The bystanderism started with the tens of millions of Americans who just sat things out in 2016, not able to see the danger that was so clearly before us. And it has sadly continued everywhere, most visibly in Congress. I have lost count of the number of my Senate colleagues who, though privately worried, went along with the unacceptable because they wanted a tax cut, or a judge they liked, an invitation to golf or to avoid a primary challenge. And now some finally awake to the wisdom of the Gospel lesson: "what doth it profit a man to gain the whole world and lose his soul?"
And then there are lessons about our nation, humbling lessons. We like to pat ourselves on the back and embrace the notions of "American exceptionalism" or America as "the indispensable nation." Any truth to these notions resides in what we do rather than who we are. We cannot just claim honors for ourselves without doing the work to justify them. When we are true to our values, we approach becoming exceptional and indispensable. But when we are not, self-congratulation is unjustified and hollow, even ridiculous.
I remember saying, in the weeks after the November 2016 election, that the next years would be a stress-test of American democracy. And that has been the case every day. Virtually all basic values and our institutions have come under attack from within. Have we passed the test? It might be too early to say for sure. But our democracy has survived the test.
My overwhelming emotion on January 6 was anger — that our Capitol was attacked and people died needlessly. But as I walked to work the next morning, there was a beautiful sunrise. I thought about the massive engagement of everyday citizens after 2016 in elections and activism. I thought about the historic turnout in the November 2020 election and then again earlier this week in Georgia. And I grew hopeful that we are rejecting the disease of bystanderism to begin a new chapter on January 20th.
That chapter is not written and its outcome is not a function of words or institutions.
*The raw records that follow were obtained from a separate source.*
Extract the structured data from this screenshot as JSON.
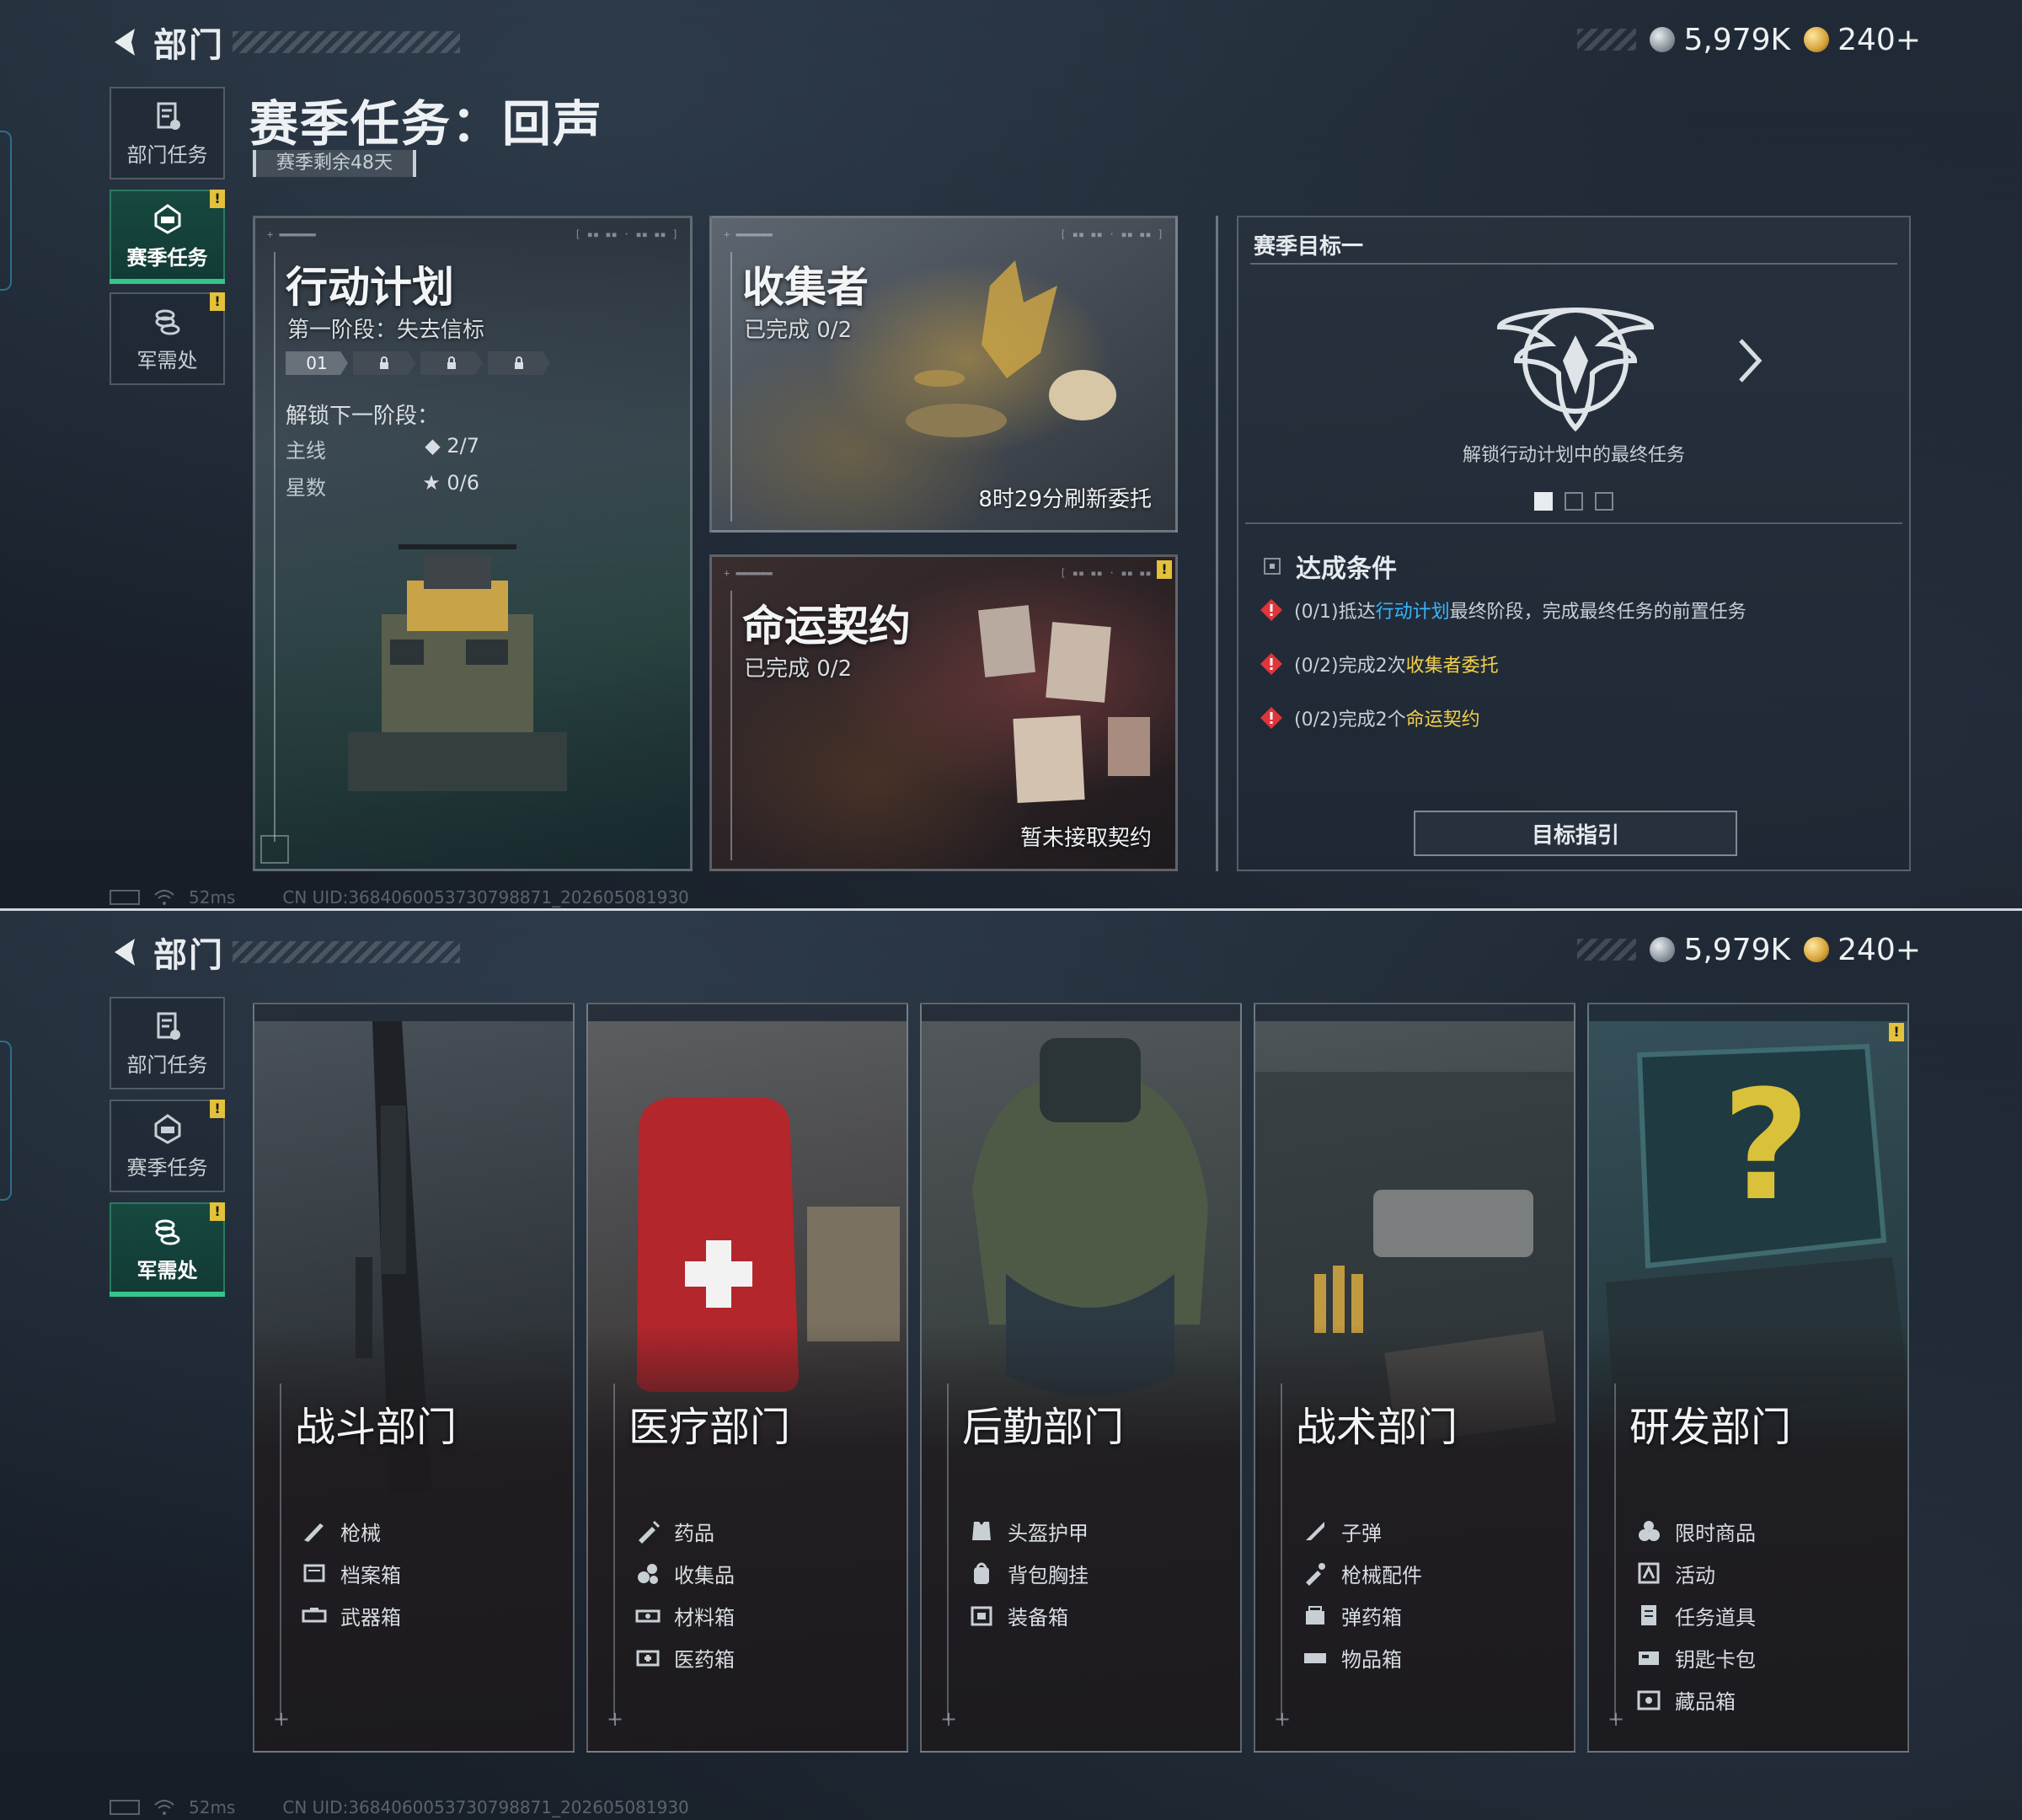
{
  "header": {
    "title": "部门"
  },
  "currency": {
    "silver": "5,979K",
    "gold": "240+"
  },
  "sidebar": {
    "items": [
      {
        "label": "部门任务",
        "icon": "document-icon",
        "badge": ""
      },
      {
        "label": "赛季任务",
        "icon": "season-icon",
        "badge": "!"
      },
      {
        "label": "军需处",
        "icon": "coins-icon",
        "badge": "!"
      }
    ]
  },
  "season": {
    "title": "赛季任务：回声",
    "remaining": "赛季剩余48天",
    "plan": {
      "title": "行动计划",
      "stage": "第一阶段：失去信标",
      "phase_first": "01",
      "unlock_title": "解锁下一阶段：",
      "main_label": "主线",
      "main_value": "◆ 2/7",
      "stars_label": "星数",
      "stars_value": "★ 0/6"
    },
    "collector": {
      "title": "收集者",
      "progress": "已完成 0/2",
      "refresh": "8时29分刷新委托"
    },
    "fate": {
      "title": "命运契约",
      "progress": "已完成 0/2",
      "status": "暂未接取契约",
      "badge": "!"
    },
    "goal": {
      "header": "赛季目标一",
      "desc": "解锁行动计划中的最终任务",
      "cond_title": "达成条件",
      "cond1_pre": "(0/1)抵达",
      "cond1_hl": "行动计划",
      "cond1_post": "最终阶段，完成最终任务的前置任务",
      "cond2_pre": "(0/2)完成2次",
      "cond2_hl": "收集者委托",
      "cond3_pre": "(0/2)完成2个",
      "cond3_hl": "命运契约",
      "guide_label": "目标指引"
    }
  },
  "footer": {
    "ping": "52ms",
    "uid": "CN UID:3684060053730798871_202605081930"
  },
  "departments": [
    {
      "name": "战斗部门",
      "items": [
        "枪械",
        "档案箱",
        "武器箱"
      ]
    },
    {
      "name": "医疗部门",
      "items": [
        "药品",
        "收集品",
        "材料箱",
        "医药箱"
      ]
    },
    {
      "name": "后勤部门",
      "items": [
        "头盔护甲",
        "背包胸挂",
        "装备箱"
      ]
    },
    {
      "name": "战术部门",
      "items": [
        "子弹",
        "枪械配件",
        "弹药箱",
        "物品箱"
      ]
    },
    {
      "name": "研发部门",
      "items": [
        "限时商品",
        "活动",
        "任务道具",
        "钥匙卡包",
        "藏品箱"
      ],
      "badge": "!"
    }
  ],
  "colors": {
    "active_green": "#35c48a",
    "highlight_blue": "#39b6ff",
    "highlight_gold": "#f2cf4a",
    "warning_red": "#e0353a",
    "badge_yellow": "#e3c13a"
  }
}
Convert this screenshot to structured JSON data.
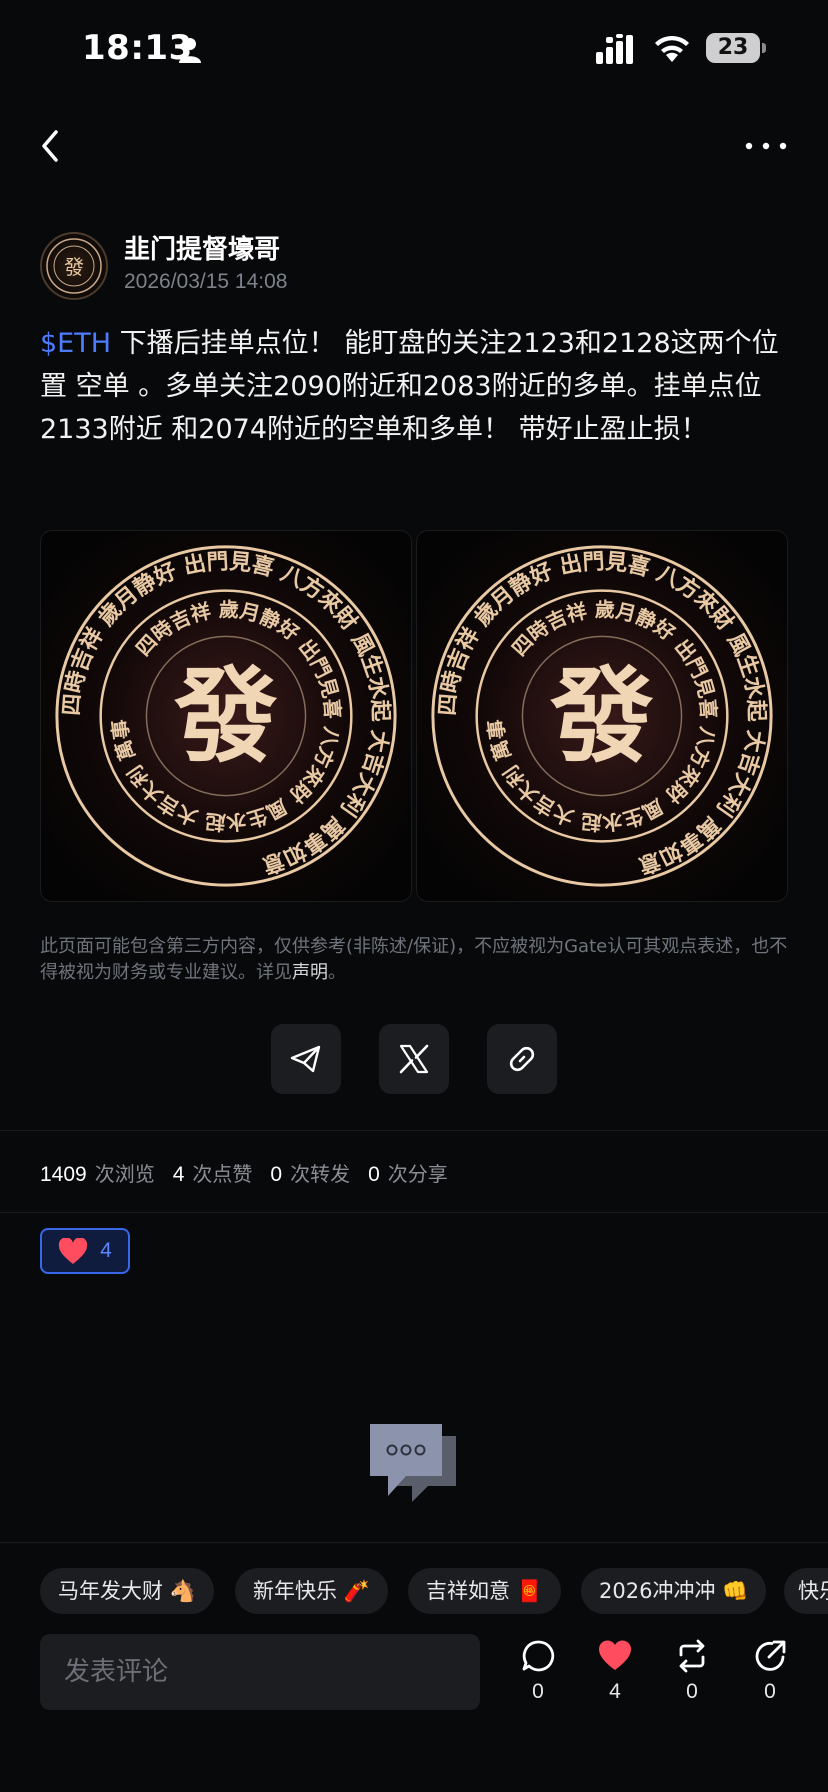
{
  "status_bar": {
    "time": "18:13",
    "battery": "23",
    "icons": [
      "person-icon",
      "signal-icon",
      "wifi-icon",
      "battery-icon"
    ]
  },
  "nav": {
    "back_icon": "chevron-left-icon",
    "more_icon": "more-horizontal-icon"
  },
  "author": {
    "name": "韭门提督壕哥",
    "timestamp": "2026/03/15 14:08"
  },
  "post": {
    "ticker": "$ETH",
    "text": " 下播后挂单点位！  能盯盘的关注2123和2128这两个位置 空单 。多单关注2090附近和2083附近的多单。挂单点位2133附近 和2074附近的空单和多单！  带好止盈止损！",
    "image_center_char": "發",
    "image_ring_text": "四時吉祥 歲月静好 出門見喜 八方來財 風生水起 大吉大利 萬事如意"
  },
  "disclaimer": {
    "text": "此页面可能包含第三方内容，仅供参考(非陈述/保证)，不应被视为Gate认可其观点表述，也不得被视为财务或专业建议。详见",
    "link": "声明",
    "suffix": "。"
  },
  "share": [
    "telegram-icon",
    "x-icon",
    "link-icon"
  ],
  "stats": {
    "views": "1409",
    "views_label": "次浏览",
    "likes": "4",
    "likes_label": "次点赞",
    "reposts": "0",
    "reposts_label": "次转发",
    "shares": "0",
    "shares_label": "次分享"
  },
  "reaction": {
    "icon": "heart-icon",
    "count": "4"
  },
  "tags": [
    "马年发大财 🐴",
    "新年快乐 🧨",
    "吉祥如意 🧧",
    "2026冲冲冲 👊",
    "快乐"
  ],
  "comment": {
    "placeholder": "发表评论"
  },
  "actions": {
    "comment": "0",
    "like": "4",
    "repost": "0",
    "share": "0"
  },
  "colors": {
    "background": "#08090b",
    "accent": "#4d7cff",
    "like": "#ff4d5f",
    "image_gold": "#e8c9a4"
  }
}
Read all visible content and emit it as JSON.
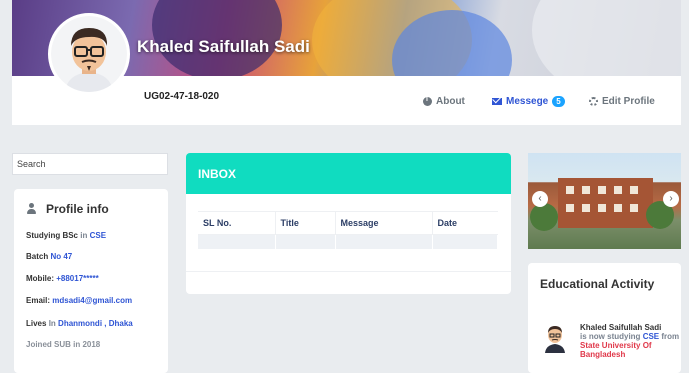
{
  "cover": {
    "name": "Khaled Saifullah Sadi"
  },
  "profile": {
    "user_id": "UG02-47-18-020",
    "nav": {
      "about": "About",
      "message": "Messege",
      "message_count": "5",
      "edit": "Edit Profile"
    }
  },
  "search": {
    "placeholder": "Search"
  },
  "profile_info": {
    "title": "Profile info",
    "studying_label": "Studying BSc",
    "studying_in": "in",
    "studying_value": "CSE",
    "batch_label": "Batch",
    "batch_value": "No 47",
    "mobile_label": "Mobile:",
    "mobile_value": "+88017*****",
    "email_label": "Email:",
    "email_value": "mdsadi4@gmail.com",
    "lives_label": "Lives",
    "lives_in": "In",
    "lives_value": "Dhanmondi , Dhaka",
    "joined": "Joined SUB in 2018"
  },
  "inbox": {
    "title": "INBOX",
    "columns": [
      "SL No.",
      "Title",
      "Message",
      "Date"
    ]
  },
  "carousel": {
    "prev": "‹",
    "next": "›"
  },
  "education": {
    "title": "Educational Activity",
    "name": "Khaled Saifullah Sadi",
    "text_prefix": "is now studying",
    "dept": "CSE",
    "text_from": "from",
    "institution": "State University Of Bangladesh"
  },
  "colors": {
    "accent": "#2f55d4",
    "inbox_header": "#10dcc0",
    "badge": "#1aa3ff",
    "institution": "#e0384a"
  }
}
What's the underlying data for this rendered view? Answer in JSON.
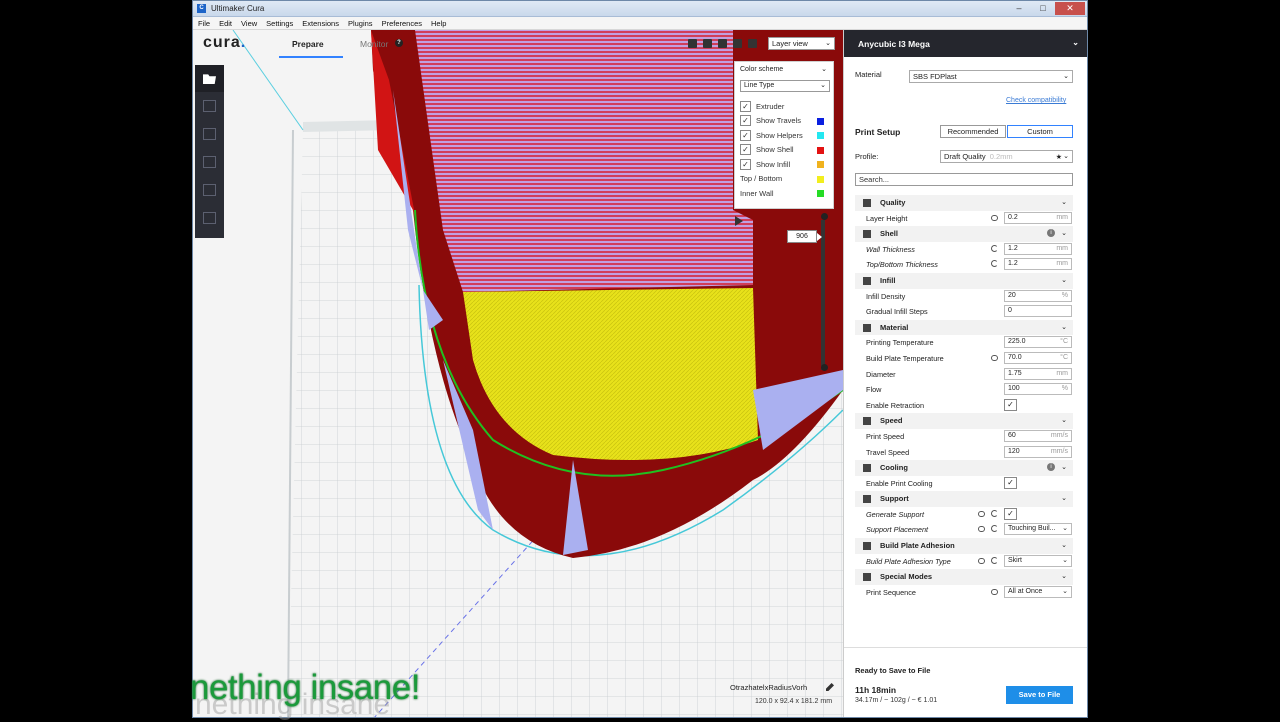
{
  "window": {
    "title": "Ultimaker Cura",
    "app_icon": "C"
  },
  "menu": [
    "File",
    "Edit",
    "View",
    "Settings",
    "Extensions",
    "Plugins",
    "Preferences",
    "Help"
  ],
  "header": {
    "logo": "cura",
    "logo_dot": ".",
    "stages": {
      "prepare": "Prepare",
      "monitor": "Monitor"
    },
    "view_mode": "Layer view"
  },
  "legend": {
    "color_scheme": "Color scheme",
    "line_type": "Line Type",
    "items": [
      {
        "label": "Extruder",
        "checked": true,
        "color": ""
      },
      {
        "label": "Show Travels",
        "checked": true,
        "color": "#0a1fe0"
      },
      {
        "label": "Show Helpers",
        "checked": true,
        "color": "#23e7f0"
      },
      {
        "label": "Show Shell",
        "checked": true,
        "color": "#e31212"
      },
      {
        "label": "Show Infill",
        "checked": true,
        "color": "#f0b21e"
      }
    ],
    "plain_items": [
      {
        "label": "Top / Bottom",
        "color": "#f2ee1e"
      },
      {
        "label": "Inner Wall",
        "color": "#25dc25"
      }
    ]
  },
  "layer_slider": {
    "current": "906"
  },
  "model": {
    "name": "OtrazhatelxRadiusVorh",
    "dimensions": "120.0 x 92.4 x 181.2 mm"
  },
  "sidebar": {
    "printer": "Anycubic I3 Mega",
    "material_label": "Material",
    "material": "SBS FDPlast",
    "check_compat": "Check compatibility",
    "print_setup": "Print Setup",
    "mode_recommended": "Recommended",
    "mode_custom": "Custom",
    "profile_label": "Profile:",
    "profile": "Draft Quality",
    "profile_sub": "0.2mm",
    "search_placeholder": "Search...",
    "categories": {
      "quality": "Quality",
      "shell": "Shell",
      "infill": "Infill",
      "material": "Material",
      "speed": "Speed",
      "cooling": "Cooling",
      "support": "Support",
      "adhesion": "Build Plate Adhesion",
      "special": "Special Modes"
    },
    "settings": {
      "layer_height": {
        "label": "Layer Height",
        "value": "0.2",
        "unit": "mm"
      },
      "wall_thickness": {
        "label": "Wall Thickness",
        "value": "1.2",
        "unit": "mm"
      },
      "topbottom_thickness": {
        "label": "Top/Bottom Thickness",
        "value": "1.2",
        "unit": "mm"
      },
      "infill_density": {
        "label": "Infill Density",
        "value": "20",
        "unit": "%"
      },
      "gradual_infill": {
        "label": "Gradual Infill Steps",
        "value": "0",
        "unit": ""
      },
      "print_temp": {
        "label": "Printing Temperature",
        "value": "225.0",
        "unit": "°C"
      },
      "bed_temp": {
        "label": "Build Plate Temperature",
        "value": "70.0",
        "unit": "°C"
      },
      "diameter": {
        "label": "Diameter",
        "value": "1.75",
        "unit": "mm"
      },
      "flow": {
        "label": "Flow",
        "value": "100",
        "unit": "%"
      },
      "retraction": {
        "label": "Enable Retraction",
        "checked": true
      },
      "print_speed": {
        "label": "Print Speed",
        "value": "60",
        "unit": "mm/s"
      },
      "travel_speed": {
        "label": "Travel Speed",
        "value": "120",
        "unit": "mm/s"
      },
      "print_cooling": {
        "label": "Enable Print Cooling",
        "checked": true
      },
      "generate_support": {
        "label": "Generate Support",
        "checked": true
      },
      "support_placement": {
        "label": "Support Placement",
        "value": "Touching Buil..."
      },
      "adhesion_type": {
        "label": "Build Plate Adhesion Type",
        "value": "Skirt"
      },
      "print_sequence": {
        "label": "Print Sequence",
        "value": "All at Once"
      }
    },
    "ready": "Ready to Save to File",
    "time": "11h 18min",
    "cost": "34.17m / ~ 102g / ~ € 1.01",
    "save_button": "Save to File"
  },
  "overlay": {
    "caption": "nething insane!",
    "ghost": "nething insane"
  },
  "colors": {
    "accent": "#3282ff",
    "save": "#1e8ee8",
    "shell": "#e01010",
    "infill": "#f0ee10",
    "travel": "#b0a8ff"
  }
}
It is dependent on us. But the sweep of our history shows that painful periods are often followed by times of great progress. I am an optimist about our next chapter.
The writer is a U.S. Senator representing Virginia